I can’t remember the name of the product but do you remember the commercial that took place in a junkyard where they did a before/after using a car wax?

We are inundated with before/after pictures of people who use weight loss products.

Our country before/after the Revolutionary War and Civil War is most definitely a study of contrasts. The contrast is striking.

This Sunday’s message is from Galatians 3: 23-29 and I’m focusing on the before/after picture of a person coming to Christ.ย  As you read these verses it is easy to see how Paul attributes trying to live according to the Law as being in prison and under a guardian. He uses some pretty strong words: “held captive” and “imprisoned” (hemmed in or cooped up). Talk about a vivid picture!

But he also spends even more time on the “After Christ” aspect. We are no longer under a tutor. The Law was never intended to be anything more than a temporary means of showing men their sin and leading them to the Savior. The incriminating tutor is gone and it has been replaced by a loving Teacher.

One of the greatest testimonies is someone who has a Before/After story. Some are more dramatic than others, for sure, but every Christ-follower has one. Tell your story.

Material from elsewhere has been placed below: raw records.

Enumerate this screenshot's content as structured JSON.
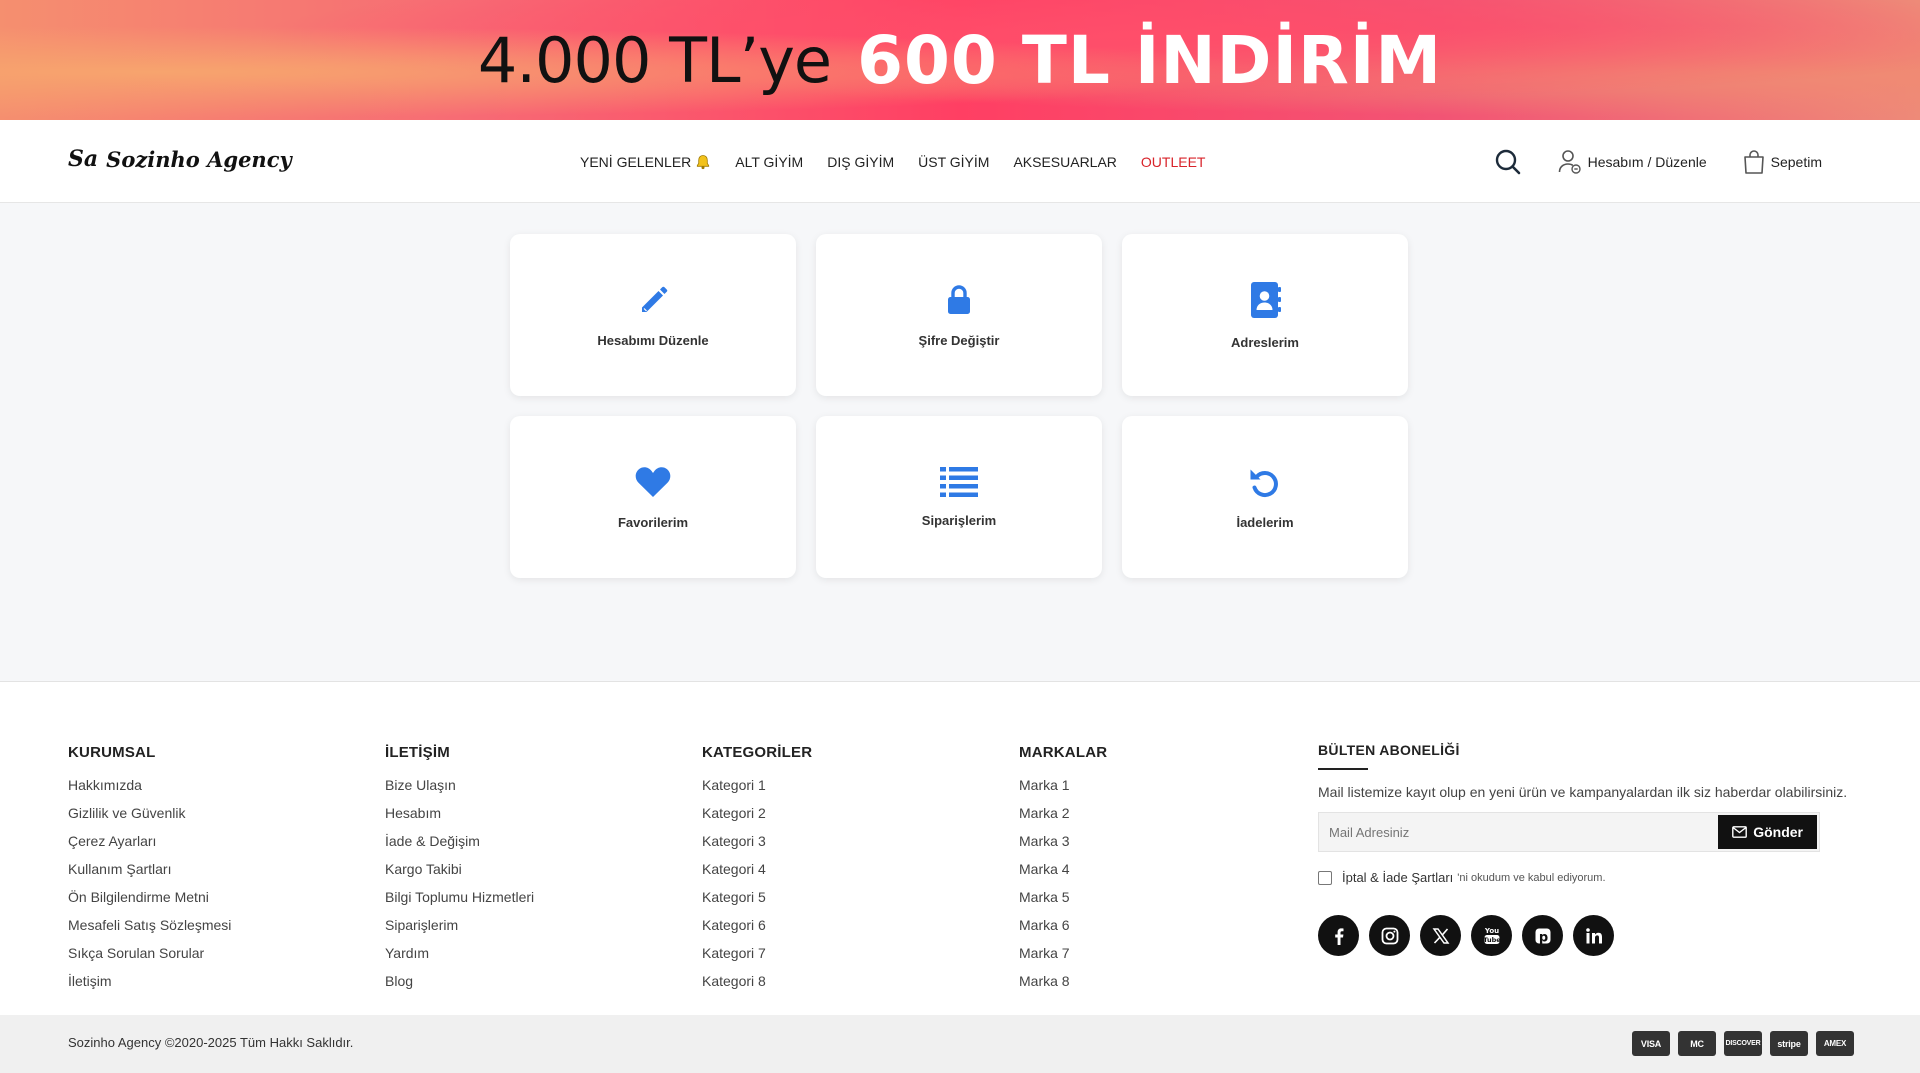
{
  "promo": {
    "dark_text": "4.000 TL’ye",
    "light_text": "600 TL İNDİRİM"
  },
  "header": {
    "logo_mark": "Sa",
    "logo_text": "Sozinho Agency",
    "nav": [
      {
        "label": "YENİ GELENLER",
        "icon": "bell-icon"
      },
      {
        "label": "ALT GİYİM"
      },
      {
        "label": "DIŞ GİYİM"
      },
      {
        "label": "ÜST GİYİM"
      },
      {
        "label": "AKSESUARLAR"
      },
      {
        "label": "OUTLEET",
        "color": "#d8232a"
      }
    ],
    "account_label": "Hesabım / Düzenle",
    "cart_label": "Sepetim"
  },
  "account_cards": [
    {
      "label": "Hesabımı Düzenle",
      "icon": "pencil-icon"
    },
    {
      "label": "Şifre Değiştir",
      "icon": "lock-icon"
    },
    {
      "label": "Adreslerim",
      "icon": "address-book-icon"
    },
    {
      "label": "Favorilerim",
      "icon": "heart-icon"
    },
    {
      "label": "Siparişlerim",
      "icon": "list-icon"
    },
    {
      "label": "İadelerim",
      "icon": "undo-icon"
    }
  ],
  "accent_color": "#2f7ae5",
  "footer": {
    "columns": [
      {
        "title": "KURUMSAL",
        "items": [
          "Hakkımızda",
          "Gizlilik ve Güvenlik",
          "Çerez Ayarları",
          "Kullanım Şartları",
          "Ön Bilgilendirme Metni",
          "Mesafeli Satış Sözleşmesi",
          "Sıkça Sorulan Sorular",
          "İletişim"
        ]
      },
      {
        "title": "İLETİŞİM",
        "items": [
          "Bize Ulaşın",
          "Hesabım",
          "İade & Değişim",
          "Kargo Takibi",
          "Bilgi Toplumu Hizmetleri",
          "Siparişlerim",
          "Yardım",
          "Blog"
        ]
      },
      {
        "title": "KATEGORİLER",
        "items": [
          "Kategori 1",
          "Kategori 2",
          "Kategori 3",
          "Kategori 4",
          "Kategori 5",
          "Kategori 6",
          "Kategori 7",
          "Kategori 8"
        ]
      },
      {
        "title": "MARKALAR",
        "items": [
          "Marka 1",
          "Marka 2",
          "Marka 3",
          "Marka 4",
          "Marka 5",
          "Marka 6",
          "Marka 7",
          "Marka 8"
        ]
      }
    ],
    "newsletter": {
      "title": "BÜLTEN ABONELİĞİ",
      "description": "Mail listemize kayıt olup en yeni ürün ve kampanyalardan ilk siz haberdar olabilirsiniz.",
      "placeholder": "Mail Adresiniz",
      "button": "Gönder",
      "consent_link": "İptal & İade Şartları",
      "consent_suffix": "'ni okudum ve kabul ediyorum."
    },
    "socials": [
      "facebook-icon",
      "instagram-icon",
      "x-icon",
      "youtube-icon",
      "pinterest-icon",
      "linkedin-icon"
    ]
  },
  "bottom": {
    "copyright": "Sozinho Agency ©2020-2025 Tüm Hakkı Saklıdır.",
    "payments": [
      "VISA",
      "MC",
      "DISCOVER",
      "stripe",
      "AMEX"
    ]
  }
}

Thanks for your prayers this weekend. See you late Sunday or sometime Monday.